Drug development background
CBD, or cannabidiol, is a non narcotic fraction of cannabis. The molecule has been researched as a drug. English company GW Pharmaceuticals has filed INDs on it for a couple of applications. It is developing two drugs with trade names Sativex (an oral spray meant to deal with certain complications of multiple sclerosis including neuropathic pain) and Epidiolex (an anti-seizure medication aimed at certain forms of intractable childhood epilepsy).
FDA’s hardening stance

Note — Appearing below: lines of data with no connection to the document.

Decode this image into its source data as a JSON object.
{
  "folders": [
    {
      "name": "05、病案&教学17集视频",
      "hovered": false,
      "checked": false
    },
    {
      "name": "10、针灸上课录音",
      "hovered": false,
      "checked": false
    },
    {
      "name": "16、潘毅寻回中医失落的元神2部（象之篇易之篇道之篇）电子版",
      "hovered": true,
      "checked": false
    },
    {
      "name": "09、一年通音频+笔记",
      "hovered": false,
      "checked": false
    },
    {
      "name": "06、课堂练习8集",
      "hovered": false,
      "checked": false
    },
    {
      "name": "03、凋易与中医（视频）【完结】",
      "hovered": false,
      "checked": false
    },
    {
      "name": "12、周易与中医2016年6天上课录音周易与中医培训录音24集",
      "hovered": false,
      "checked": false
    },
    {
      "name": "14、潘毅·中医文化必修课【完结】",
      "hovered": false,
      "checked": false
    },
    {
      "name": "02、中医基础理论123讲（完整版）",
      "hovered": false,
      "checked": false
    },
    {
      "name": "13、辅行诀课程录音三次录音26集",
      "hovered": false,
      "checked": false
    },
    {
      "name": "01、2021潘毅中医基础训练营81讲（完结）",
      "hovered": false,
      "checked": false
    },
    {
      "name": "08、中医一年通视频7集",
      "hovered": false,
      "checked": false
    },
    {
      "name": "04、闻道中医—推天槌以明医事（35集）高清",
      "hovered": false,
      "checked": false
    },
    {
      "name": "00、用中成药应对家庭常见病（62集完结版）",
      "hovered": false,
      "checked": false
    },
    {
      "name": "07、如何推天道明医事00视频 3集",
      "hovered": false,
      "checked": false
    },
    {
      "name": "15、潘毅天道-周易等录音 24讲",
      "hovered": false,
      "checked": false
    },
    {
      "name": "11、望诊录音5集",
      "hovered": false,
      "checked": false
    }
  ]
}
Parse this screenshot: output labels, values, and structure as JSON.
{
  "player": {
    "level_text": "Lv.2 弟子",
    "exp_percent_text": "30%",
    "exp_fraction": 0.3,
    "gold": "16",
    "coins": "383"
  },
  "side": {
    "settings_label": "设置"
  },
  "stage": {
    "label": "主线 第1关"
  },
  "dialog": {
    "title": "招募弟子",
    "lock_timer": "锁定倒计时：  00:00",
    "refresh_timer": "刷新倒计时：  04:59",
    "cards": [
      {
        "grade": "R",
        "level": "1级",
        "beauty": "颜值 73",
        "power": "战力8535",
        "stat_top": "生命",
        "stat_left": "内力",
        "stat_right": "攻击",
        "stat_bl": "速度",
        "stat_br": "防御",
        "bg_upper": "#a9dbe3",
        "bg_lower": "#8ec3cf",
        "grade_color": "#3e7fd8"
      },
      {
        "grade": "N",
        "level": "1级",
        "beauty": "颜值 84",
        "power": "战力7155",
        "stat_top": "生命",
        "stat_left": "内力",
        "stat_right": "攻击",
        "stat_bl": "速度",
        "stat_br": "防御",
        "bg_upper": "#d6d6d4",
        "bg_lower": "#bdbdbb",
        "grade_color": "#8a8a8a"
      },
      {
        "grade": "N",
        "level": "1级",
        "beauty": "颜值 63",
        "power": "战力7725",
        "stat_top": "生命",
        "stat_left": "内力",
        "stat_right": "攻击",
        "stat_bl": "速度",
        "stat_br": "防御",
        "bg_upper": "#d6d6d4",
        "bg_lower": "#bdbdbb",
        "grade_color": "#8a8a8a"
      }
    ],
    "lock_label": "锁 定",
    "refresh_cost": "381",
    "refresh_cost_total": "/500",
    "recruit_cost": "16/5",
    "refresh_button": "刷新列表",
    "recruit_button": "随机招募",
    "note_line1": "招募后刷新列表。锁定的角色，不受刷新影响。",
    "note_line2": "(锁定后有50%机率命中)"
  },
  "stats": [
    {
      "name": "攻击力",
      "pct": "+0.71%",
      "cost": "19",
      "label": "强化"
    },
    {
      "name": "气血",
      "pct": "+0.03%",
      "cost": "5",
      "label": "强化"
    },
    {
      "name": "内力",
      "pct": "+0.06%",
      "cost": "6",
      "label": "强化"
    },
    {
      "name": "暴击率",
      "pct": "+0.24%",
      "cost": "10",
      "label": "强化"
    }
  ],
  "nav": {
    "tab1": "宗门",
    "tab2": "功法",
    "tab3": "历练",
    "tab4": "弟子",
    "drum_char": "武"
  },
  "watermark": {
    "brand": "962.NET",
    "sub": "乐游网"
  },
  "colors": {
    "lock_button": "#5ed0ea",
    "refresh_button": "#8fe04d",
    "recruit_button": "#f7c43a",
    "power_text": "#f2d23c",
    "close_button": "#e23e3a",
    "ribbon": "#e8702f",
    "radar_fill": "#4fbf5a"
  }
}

It is this drug development that is the major, immediate hurdle for CBD in dietary supplement development, according to the FDA. The agency ruled in 2015 that the prior INDs filed by GW Pharmaceuticals means the molecule cannot be used in dietary supplements. If it had been on the market ‘as an article in food’ prior to the IND filing date, that would not be the case. But FDA says it has received no information from industry to convince it that that is true.
FDA sent four warning letters to CBD companies in 2015 that hinged on illegal disease claims and sidestepped the issue of the ingredient’s legality. In 2016 the agency sent an additional eight warning letters to CBD companies that mentioned claims language as well as the IND issue. Last year, the agency sent four more warnings that also specifically cited the IND issue.
What’s the enforcement picture?
Then there is the presence of the source plant